Give the number of lines in the material below that hold "FCPXML", and nothing besides.

▶ Data
>>>>

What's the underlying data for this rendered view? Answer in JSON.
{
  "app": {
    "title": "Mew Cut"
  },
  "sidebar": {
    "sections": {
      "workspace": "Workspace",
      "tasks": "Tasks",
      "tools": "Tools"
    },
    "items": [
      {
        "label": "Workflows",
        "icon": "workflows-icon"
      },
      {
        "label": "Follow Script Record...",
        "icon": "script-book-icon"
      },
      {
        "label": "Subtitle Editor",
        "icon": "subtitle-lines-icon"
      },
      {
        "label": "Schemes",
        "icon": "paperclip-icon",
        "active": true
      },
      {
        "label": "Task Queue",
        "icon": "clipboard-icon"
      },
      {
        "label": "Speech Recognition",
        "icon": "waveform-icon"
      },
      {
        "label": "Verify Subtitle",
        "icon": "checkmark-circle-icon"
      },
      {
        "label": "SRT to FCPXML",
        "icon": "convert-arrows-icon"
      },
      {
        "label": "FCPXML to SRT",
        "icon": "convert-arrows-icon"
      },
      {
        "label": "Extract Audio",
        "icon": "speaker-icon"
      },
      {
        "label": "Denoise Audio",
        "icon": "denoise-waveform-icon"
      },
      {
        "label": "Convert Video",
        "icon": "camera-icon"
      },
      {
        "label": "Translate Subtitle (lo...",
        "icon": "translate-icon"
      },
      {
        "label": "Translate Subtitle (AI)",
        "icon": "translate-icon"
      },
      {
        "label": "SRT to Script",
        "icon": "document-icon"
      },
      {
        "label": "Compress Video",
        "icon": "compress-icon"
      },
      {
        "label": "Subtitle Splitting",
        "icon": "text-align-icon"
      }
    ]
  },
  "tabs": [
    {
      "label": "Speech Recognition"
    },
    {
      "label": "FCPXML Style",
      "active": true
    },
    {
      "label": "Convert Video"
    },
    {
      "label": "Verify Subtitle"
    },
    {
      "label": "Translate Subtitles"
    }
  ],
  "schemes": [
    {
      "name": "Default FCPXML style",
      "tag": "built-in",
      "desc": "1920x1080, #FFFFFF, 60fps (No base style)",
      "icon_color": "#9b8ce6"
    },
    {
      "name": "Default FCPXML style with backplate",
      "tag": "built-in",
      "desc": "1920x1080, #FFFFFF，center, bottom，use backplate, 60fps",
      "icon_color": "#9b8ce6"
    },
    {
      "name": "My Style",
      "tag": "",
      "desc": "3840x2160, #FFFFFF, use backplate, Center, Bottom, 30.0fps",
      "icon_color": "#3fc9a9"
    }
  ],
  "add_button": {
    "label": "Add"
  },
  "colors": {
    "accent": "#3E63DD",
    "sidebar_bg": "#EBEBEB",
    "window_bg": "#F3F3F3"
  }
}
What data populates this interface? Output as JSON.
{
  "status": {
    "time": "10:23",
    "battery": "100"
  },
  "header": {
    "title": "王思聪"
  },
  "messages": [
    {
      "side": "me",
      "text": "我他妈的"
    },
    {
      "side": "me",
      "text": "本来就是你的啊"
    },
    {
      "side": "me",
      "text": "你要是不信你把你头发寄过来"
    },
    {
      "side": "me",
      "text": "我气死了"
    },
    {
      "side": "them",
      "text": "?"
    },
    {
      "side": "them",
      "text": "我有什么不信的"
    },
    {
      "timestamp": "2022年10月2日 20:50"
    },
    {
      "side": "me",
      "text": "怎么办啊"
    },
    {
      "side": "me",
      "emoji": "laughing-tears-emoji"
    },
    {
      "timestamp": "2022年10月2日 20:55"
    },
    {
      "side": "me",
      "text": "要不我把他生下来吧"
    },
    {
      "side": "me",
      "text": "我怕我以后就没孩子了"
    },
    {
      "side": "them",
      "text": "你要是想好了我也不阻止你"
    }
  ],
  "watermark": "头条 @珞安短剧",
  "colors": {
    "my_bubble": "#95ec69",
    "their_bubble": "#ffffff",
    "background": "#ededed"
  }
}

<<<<

▶ Written solution
5